I just read a comment from a young woman who is reluctant to marry, because her own parents' marriage was (to her eyes - they are still together) not good. I understand the hesitation, or at least I think I do. I have some feelings of sympathy for the view, because who would volunteer for what they think is a bad marriage?

But my stronger thoughts go to an analogy that I think no longer occurs to people.  I think it is simply reality.  Marriage is like some other things in life.  I can't help but think "So you don't want to work at a job to make some money to live on.  You want money to be provided to you by other people instead." Or perhaps "You want a fulfilling social life, but you don't want the risk of any difficult friends." Or even "You want to live closer to God, but you don't want to leave your current spiritual neighborhood."

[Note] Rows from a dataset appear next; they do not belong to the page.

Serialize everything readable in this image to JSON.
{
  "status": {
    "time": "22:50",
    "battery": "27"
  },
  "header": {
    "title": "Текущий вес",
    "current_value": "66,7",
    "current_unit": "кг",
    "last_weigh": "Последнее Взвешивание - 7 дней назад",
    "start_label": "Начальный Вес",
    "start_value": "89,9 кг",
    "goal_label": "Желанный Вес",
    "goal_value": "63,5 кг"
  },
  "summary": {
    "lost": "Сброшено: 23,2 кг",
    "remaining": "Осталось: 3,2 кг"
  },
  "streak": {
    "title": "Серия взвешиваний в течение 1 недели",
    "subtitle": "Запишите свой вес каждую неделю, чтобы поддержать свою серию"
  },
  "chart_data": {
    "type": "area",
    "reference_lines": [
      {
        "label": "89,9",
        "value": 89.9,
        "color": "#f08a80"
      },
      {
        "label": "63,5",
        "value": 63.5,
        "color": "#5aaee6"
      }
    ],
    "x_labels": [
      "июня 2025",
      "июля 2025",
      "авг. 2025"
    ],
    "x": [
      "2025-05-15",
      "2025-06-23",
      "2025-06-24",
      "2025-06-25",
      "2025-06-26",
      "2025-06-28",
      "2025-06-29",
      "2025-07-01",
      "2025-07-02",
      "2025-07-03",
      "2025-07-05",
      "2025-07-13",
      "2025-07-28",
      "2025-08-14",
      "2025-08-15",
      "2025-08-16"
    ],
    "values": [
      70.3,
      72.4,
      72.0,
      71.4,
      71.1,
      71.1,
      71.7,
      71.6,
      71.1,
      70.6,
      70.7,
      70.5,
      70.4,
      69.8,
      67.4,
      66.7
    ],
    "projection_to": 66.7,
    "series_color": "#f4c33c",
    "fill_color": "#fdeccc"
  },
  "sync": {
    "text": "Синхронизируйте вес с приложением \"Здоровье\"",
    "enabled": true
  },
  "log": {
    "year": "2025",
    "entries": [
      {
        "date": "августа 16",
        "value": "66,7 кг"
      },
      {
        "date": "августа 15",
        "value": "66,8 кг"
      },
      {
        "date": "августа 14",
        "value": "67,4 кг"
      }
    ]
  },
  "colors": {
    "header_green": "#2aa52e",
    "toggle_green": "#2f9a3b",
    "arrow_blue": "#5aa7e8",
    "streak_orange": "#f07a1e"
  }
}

Reality is what it is.  The trouble comes when we expect otherwise. I acknowledge that there have been those decent and innocent people who endured a lot of uninspiring real history and didn't get much fairy tale in return.  It is fair to hope for at least a little bit of fairy tale, and sad are those who get none. Yet I don't see any other road home.  Those who seek the fairy tale without the history receive neither in the end. If one reads closely, the fairy tale includes the hard times as well.


james said...

Maybe part of it has to do with how much freight marriage has to carry. Soul-mate, companion, emotional support... I can't speak from observation, but perhaps earlier generations had more sources of support.

With so much riding on a selection, the risk of getting it wrong gets higher. Not that there always wasn't a lot riding on the selection, but Socrates could hang out with friends and pupils.

Maybe part of it is perception. The bad things are very dramatic and ugly, the good things less so, and the everyday support is pretty much invisible.

Texan99 said...

Both my parents and my husband's parents, though they stayed married until parted by death, were examples of somewhat unhappy couples who seemed to dislike each other. I suppose we took in the message "stay together anyway," and luckily didn't fall for the message "it's OK to dislike each other." There's something to be said for an unshakeable loyalty, when it comes to getting over the inevitable frictions and disappointments.

Jesse said...

Guess I'm fortunate